Mr Trump pledged to be ruthless on North Korea, yet beyond tougher rhetoric, his efforts have not gone beyond diplomacy and Kim Jong-un is refusing to back down.
On Iran, he held back on ripping up the nuclear deal, providing Tehran agrees to extra restrictions, but there is no sign that will happen.
North Korea's nuclear programme and Iran's nuclear agreement could still be there in a year's time. What will Trump voters make of those broken pledges?
And then there is the cloud hanging over the entire presidency. Special counsel Robert Mueller's investigation into Trump campaign links with Russia has quickened pace.
The charging of three campaign aides with crimes is taken as a sign of intent.
Paul Manafort, Mr Trump's ex-campaign chairman, and his 'right-hand man', Richard Gates, were well known figures.
But George Papadopoulos, the Trump foreign policy adviser who gave misleading statements about contacts with Russians, was little known before his charge was revealed.
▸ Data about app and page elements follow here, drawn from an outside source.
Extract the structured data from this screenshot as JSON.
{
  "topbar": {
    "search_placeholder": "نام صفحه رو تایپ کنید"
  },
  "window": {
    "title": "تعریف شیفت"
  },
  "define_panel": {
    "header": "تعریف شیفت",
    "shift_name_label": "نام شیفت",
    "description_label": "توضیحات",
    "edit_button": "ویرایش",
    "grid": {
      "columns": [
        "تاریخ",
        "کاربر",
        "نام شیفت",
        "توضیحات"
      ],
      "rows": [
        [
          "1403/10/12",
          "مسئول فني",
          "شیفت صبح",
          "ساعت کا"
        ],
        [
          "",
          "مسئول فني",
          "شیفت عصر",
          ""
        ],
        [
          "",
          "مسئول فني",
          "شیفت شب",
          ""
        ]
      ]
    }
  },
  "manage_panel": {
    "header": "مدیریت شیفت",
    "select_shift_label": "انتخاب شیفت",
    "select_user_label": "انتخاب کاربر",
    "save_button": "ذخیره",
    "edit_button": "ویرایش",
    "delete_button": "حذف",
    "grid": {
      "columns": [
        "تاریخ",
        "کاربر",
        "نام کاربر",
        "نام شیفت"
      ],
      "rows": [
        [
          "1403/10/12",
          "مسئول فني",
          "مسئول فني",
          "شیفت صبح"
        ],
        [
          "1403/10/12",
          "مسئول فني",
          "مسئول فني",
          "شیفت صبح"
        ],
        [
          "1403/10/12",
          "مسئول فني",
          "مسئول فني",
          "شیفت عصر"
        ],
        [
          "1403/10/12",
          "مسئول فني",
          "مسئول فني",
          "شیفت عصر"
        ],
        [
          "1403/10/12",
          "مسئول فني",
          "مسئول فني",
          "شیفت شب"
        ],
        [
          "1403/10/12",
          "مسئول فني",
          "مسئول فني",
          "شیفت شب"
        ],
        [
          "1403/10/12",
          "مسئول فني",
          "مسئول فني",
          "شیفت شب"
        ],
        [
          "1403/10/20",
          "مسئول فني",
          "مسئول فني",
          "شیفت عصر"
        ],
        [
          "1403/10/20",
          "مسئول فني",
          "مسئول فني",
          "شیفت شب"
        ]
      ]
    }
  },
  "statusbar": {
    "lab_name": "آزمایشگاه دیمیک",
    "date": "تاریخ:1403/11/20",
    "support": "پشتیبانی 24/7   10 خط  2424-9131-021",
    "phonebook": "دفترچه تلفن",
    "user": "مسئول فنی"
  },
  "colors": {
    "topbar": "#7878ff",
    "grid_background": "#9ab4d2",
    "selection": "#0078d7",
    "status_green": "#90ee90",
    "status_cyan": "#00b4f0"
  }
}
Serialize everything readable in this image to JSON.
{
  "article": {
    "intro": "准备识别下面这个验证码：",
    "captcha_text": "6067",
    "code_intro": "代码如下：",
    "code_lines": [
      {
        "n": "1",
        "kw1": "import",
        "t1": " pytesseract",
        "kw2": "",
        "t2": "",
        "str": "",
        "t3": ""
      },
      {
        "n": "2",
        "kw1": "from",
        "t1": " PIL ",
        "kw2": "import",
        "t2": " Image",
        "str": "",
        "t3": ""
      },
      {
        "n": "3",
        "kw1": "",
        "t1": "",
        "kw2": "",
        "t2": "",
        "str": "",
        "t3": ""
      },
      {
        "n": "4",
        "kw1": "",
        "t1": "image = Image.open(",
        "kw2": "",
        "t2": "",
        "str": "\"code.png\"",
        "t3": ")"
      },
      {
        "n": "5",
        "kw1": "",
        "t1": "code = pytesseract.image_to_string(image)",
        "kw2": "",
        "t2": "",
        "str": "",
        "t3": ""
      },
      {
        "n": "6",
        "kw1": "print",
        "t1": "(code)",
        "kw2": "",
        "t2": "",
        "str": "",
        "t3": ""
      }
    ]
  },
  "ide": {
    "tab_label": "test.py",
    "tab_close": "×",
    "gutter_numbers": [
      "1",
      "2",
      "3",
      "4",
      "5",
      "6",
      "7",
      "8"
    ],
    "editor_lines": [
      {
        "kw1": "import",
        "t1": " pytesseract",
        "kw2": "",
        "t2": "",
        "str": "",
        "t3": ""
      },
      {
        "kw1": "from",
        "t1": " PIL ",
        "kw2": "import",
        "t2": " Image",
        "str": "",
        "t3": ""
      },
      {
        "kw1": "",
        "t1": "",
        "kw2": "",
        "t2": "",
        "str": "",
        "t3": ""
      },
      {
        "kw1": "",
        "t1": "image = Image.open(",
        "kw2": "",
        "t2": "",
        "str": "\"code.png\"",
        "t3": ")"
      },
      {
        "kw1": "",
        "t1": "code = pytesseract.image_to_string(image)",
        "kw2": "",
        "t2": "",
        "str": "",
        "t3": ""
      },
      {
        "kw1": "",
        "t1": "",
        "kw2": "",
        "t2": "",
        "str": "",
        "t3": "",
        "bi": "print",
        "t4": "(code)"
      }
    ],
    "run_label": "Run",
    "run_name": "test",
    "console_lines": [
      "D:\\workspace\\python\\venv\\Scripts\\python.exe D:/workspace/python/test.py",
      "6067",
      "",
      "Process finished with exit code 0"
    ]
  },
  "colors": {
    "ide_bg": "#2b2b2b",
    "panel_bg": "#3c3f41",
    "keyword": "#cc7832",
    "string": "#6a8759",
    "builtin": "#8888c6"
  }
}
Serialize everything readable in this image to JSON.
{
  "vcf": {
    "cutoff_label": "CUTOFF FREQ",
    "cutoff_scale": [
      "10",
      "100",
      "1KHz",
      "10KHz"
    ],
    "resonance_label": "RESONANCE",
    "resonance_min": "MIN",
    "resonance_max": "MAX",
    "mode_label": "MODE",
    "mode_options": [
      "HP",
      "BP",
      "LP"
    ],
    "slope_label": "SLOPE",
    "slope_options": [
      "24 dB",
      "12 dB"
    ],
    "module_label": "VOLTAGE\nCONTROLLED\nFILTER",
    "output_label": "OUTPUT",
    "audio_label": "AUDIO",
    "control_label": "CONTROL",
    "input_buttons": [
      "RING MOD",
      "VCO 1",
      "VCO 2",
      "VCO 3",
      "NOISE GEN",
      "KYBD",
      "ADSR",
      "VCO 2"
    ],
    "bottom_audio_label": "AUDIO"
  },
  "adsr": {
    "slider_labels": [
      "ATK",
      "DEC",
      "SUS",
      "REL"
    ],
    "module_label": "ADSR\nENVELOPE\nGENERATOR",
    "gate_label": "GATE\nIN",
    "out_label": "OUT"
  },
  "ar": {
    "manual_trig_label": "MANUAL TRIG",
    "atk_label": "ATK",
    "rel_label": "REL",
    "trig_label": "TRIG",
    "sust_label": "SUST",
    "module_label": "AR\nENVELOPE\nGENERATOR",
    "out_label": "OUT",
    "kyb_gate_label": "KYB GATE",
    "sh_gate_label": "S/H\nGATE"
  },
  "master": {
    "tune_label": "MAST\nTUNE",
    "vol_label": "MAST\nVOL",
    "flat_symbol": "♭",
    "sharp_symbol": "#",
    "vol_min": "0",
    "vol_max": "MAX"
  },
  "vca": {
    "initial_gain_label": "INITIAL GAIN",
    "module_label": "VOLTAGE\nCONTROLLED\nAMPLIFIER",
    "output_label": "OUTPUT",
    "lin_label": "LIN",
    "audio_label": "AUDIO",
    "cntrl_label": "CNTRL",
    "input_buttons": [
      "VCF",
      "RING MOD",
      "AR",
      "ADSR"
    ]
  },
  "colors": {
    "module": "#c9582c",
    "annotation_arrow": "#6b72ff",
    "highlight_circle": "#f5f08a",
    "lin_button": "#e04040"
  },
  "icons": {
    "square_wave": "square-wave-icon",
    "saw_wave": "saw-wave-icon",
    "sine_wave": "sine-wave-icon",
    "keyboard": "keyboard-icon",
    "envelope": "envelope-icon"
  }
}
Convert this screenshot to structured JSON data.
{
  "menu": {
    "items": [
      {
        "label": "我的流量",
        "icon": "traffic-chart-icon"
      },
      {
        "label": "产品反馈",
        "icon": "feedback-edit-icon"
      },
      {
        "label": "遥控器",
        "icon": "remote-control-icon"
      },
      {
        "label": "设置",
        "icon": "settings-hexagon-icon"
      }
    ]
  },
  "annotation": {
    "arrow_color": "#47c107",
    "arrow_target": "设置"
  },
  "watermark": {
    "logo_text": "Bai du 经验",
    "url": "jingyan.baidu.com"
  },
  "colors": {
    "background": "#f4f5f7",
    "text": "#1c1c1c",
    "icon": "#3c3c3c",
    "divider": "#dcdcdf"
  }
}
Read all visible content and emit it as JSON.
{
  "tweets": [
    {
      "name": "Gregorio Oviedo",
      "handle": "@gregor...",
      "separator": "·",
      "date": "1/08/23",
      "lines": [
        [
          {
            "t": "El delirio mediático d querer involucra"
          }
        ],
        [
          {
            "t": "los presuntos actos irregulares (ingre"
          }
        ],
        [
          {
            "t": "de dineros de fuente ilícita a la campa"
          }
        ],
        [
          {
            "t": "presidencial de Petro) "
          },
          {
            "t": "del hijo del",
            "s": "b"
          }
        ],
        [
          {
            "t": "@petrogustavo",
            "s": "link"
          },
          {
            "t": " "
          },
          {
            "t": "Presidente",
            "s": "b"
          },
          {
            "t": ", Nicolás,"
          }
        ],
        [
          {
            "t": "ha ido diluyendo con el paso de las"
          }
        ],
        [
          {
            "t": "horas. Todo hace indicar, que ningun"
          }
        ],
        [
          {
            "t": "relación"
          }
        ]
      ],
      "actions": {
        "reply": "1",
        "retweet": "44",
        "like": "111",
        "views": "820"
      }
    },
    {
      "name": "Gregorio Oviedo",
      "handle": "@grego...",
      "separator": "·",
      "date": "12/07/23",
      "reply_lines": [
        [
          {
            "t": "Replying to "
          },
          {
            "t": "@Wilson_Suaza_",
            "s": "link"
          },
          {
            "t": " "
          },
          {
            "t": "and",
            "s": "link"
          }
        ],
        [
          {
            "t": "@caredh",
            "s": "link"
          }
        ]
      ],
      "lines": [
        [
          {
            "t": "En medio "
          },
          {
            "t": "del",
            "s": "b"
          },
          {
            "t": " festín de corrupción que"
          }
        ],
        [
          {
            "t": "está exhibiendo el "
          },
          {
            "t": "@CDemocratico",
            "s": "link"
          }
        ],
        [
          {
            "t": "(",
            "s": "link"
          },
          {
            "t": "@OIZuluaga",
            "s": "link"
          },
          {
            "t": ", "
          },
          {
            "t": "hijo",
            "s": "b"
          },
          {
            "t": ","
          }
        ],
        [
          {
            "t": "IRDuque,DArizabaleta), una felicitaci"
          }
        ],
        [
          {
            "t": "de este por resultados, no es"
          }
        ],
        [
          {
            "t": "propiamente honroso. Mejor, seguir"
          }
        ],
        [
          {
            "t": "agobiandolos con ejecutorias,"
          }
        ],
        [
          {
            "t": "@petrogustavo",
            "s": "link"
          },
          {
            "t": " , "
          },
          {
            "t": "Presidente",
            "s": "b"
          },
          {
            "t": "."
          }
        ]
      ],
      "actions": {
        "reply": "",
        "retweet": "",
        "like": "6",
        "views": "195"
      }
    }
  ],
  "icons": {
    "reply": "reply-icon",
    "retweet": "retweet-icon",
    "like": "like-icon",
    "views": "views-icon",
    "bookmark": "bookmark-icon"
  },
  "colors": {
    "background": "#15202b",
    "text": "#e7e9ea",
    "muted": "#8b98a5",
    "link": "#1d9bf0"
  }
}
Of more concern to the White House, he had been co-operating with the FBI for three months, possibly including wearing a wire to talk to old campaign contacts.
Mr Mueller appears to be deploying a 'flipping' technique: charge a subordinate, convince them to co-operate, then get them to grass up bigger players.
It has made Trump allies reconsider their co-operative approach to the investigation, which has so far seen the White House turning over relevant campaign documents.